## Data
BEGIN

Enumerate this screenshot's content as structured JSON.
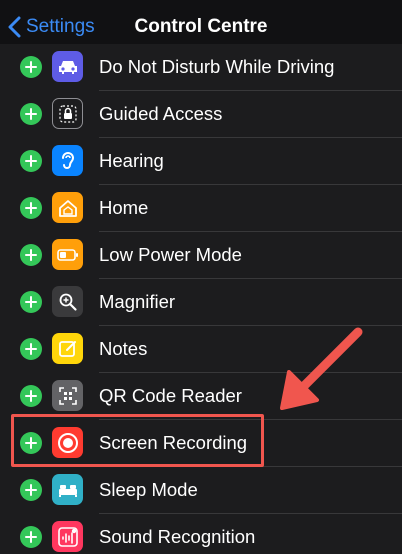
{
  "nav": {
    "back_label": "Settings",
    "title": "Control Centre"
  },
  "colors": {
    "accent": "#3b8bf5",
    "add": "#34c759",
    "annotation": "#f0564e"
  },
  "items": [
    {
      "label": "Do Not Disturb While Driving",
      "icon": "car-icon",
      "color": "#5e5ce6"
    },
    {
      "label": "Guided Access",
      "icon": "lock-icon",
      "color": "#1c1c1e"
    },
    {
      "label": "Hearing",
      "icon": "ear-icon",
      "color": "#0a84ff"
    },
    {
      "label": "Home",
      "icon": "house-icon",
      "color": "#ff9f0a"
    },
    {
      "label": "Low Power Mode",
      "icon": "battery-icon",
      "color": "#ff9f0a"
    },
    {
      "label": "Magnifier",
      "icon": "magnifier-icon",
      "color": "#3a3a3c"
    },
    {
      "label": "Notes",
      "icon": "notes-icon",
      "color": "#ffd60a"
    },
    {
      "label": "QR Code Reader",
      "icon": "qr-code-icon",
      "color": "#636366"
    },
    {
      "label": "Screen Recording",
      "icon": "record-icon",
      "color": "#ff3b30"
    },
    {
      "label": "Sleep Mode",
      "icon": "bed-icon",
      "color": "#30b0c7"
    },
    {
      "label": "Sound Recognition",
      "icon": "waveform-icon",
      "color": "#ff375f"
    }
  ]
}
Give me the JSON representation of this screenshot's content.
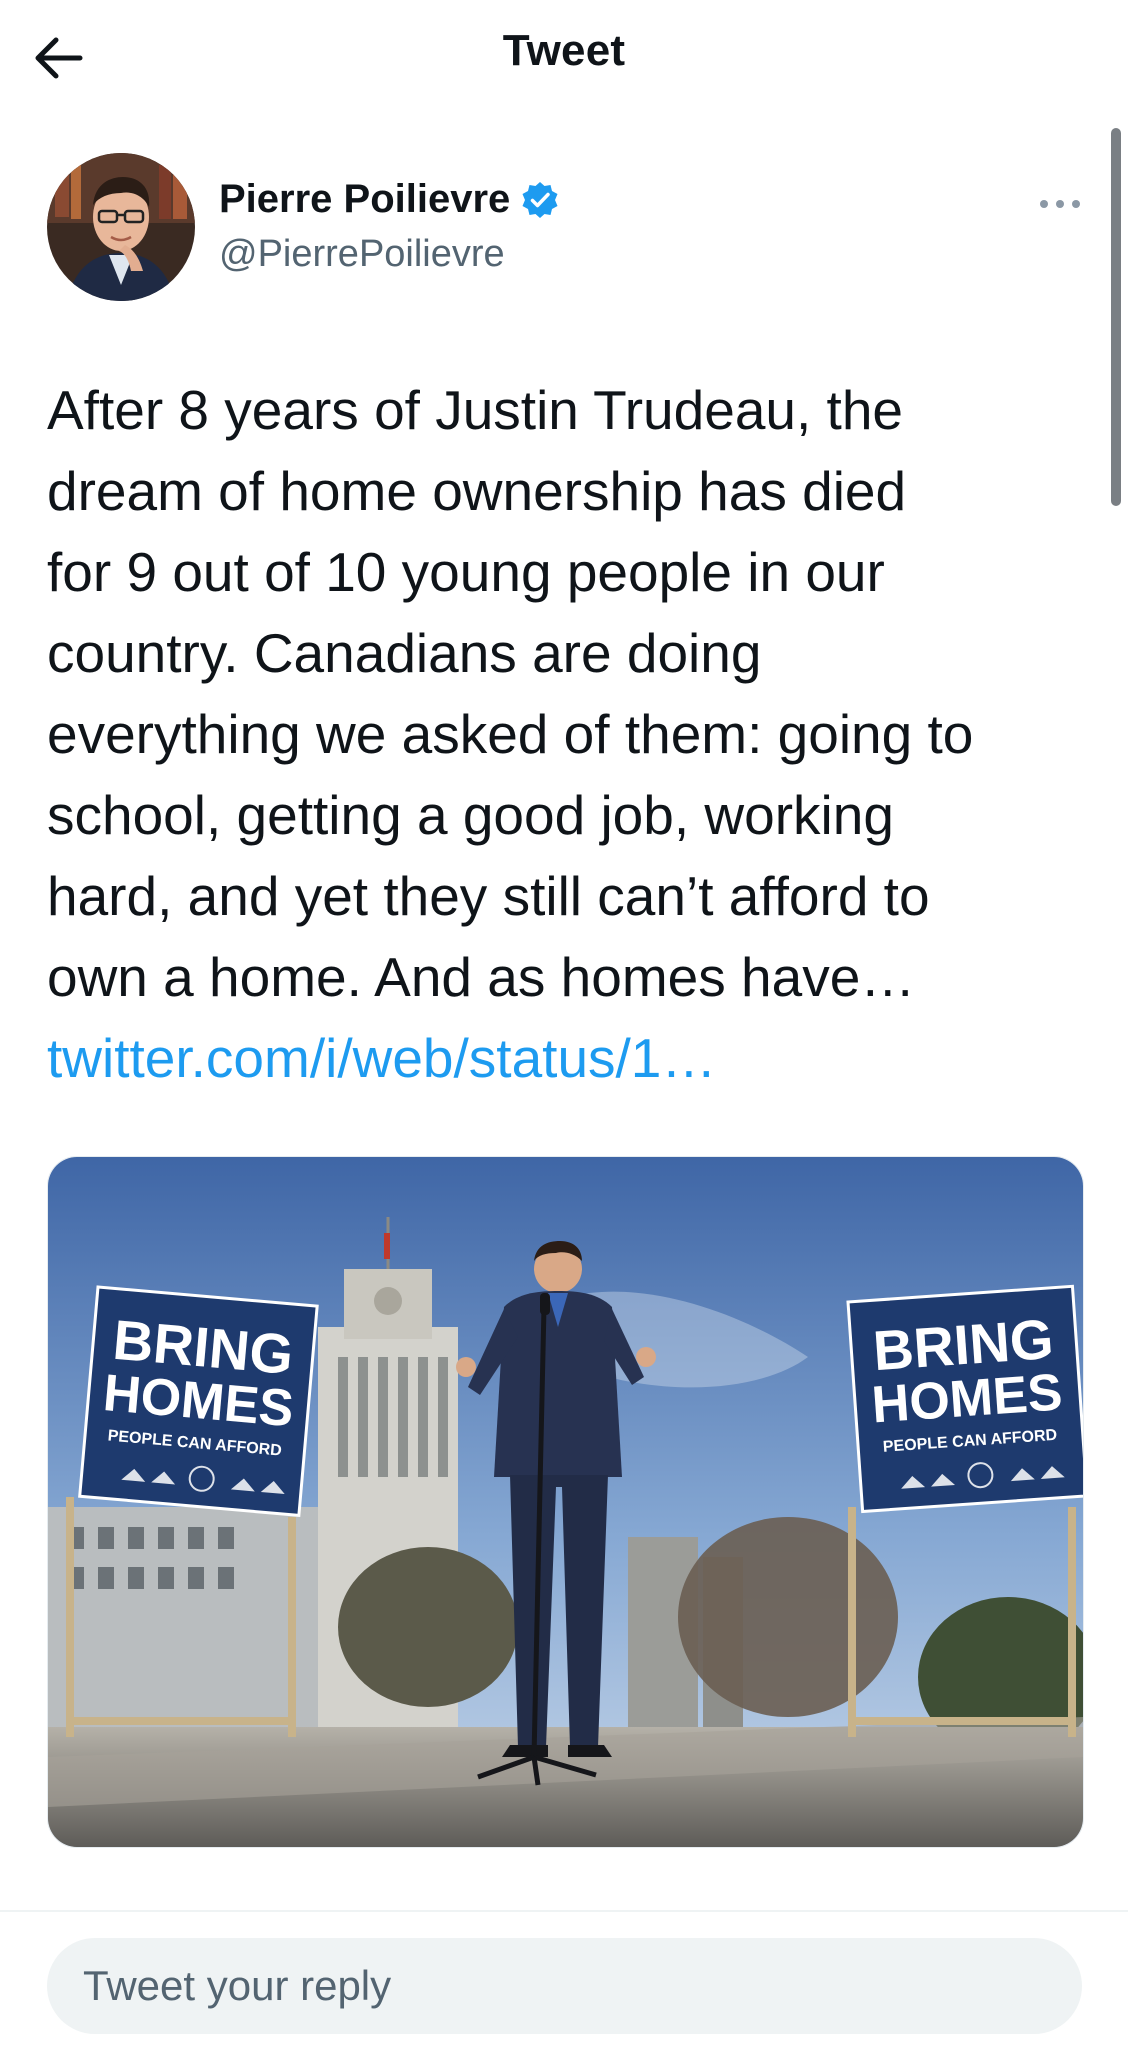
{
  "header": {
    "title": "Tweet",
    "back_icon": "arrow-left-icon"
  },
  "author": {
    "name": "Pierre Poilievre",
    "handle": "@PierrePoilievre",
    "verified_icon": "verified-badge-icon",
    "verified_color": "#1d9bf0",
    "more_icon": "more-horizontal-icon"
  },
  "tweet": {
    "text": "After 8 years of Justin Trudeau, the\ndream of home ownership has died\nfor 9 out of 10 young people in our\ncountry. Canadians are doing\neverything we asked of them: going to\nschool, getting a good job, working\nhard, and yet they still can’t afford to\nown a home. And as homes have…",
    "link": "twitter.com/i/web/status/1…"
  },
  "media": {
    "signs": [
      {
        "line1": "BRING",
        "line2": "HOMES",
        "line3": "PEOPLE CAN AFFORD"
      },
      {
        "line1": "BRING",
        "line2": "HOMES",
        "line3": "PEOPLE CAN AFFORD"
      }
    ]
  },
  "reply": {
    "placeholder": "Tweet your reply"
  },
  "colors": {
    "accent": "#1d9bf0",
    "text": "#0f1419",
    "secondary": "#536471"
  }
}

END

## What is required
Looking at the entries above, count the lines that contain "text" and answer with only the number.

## Exercise solution
2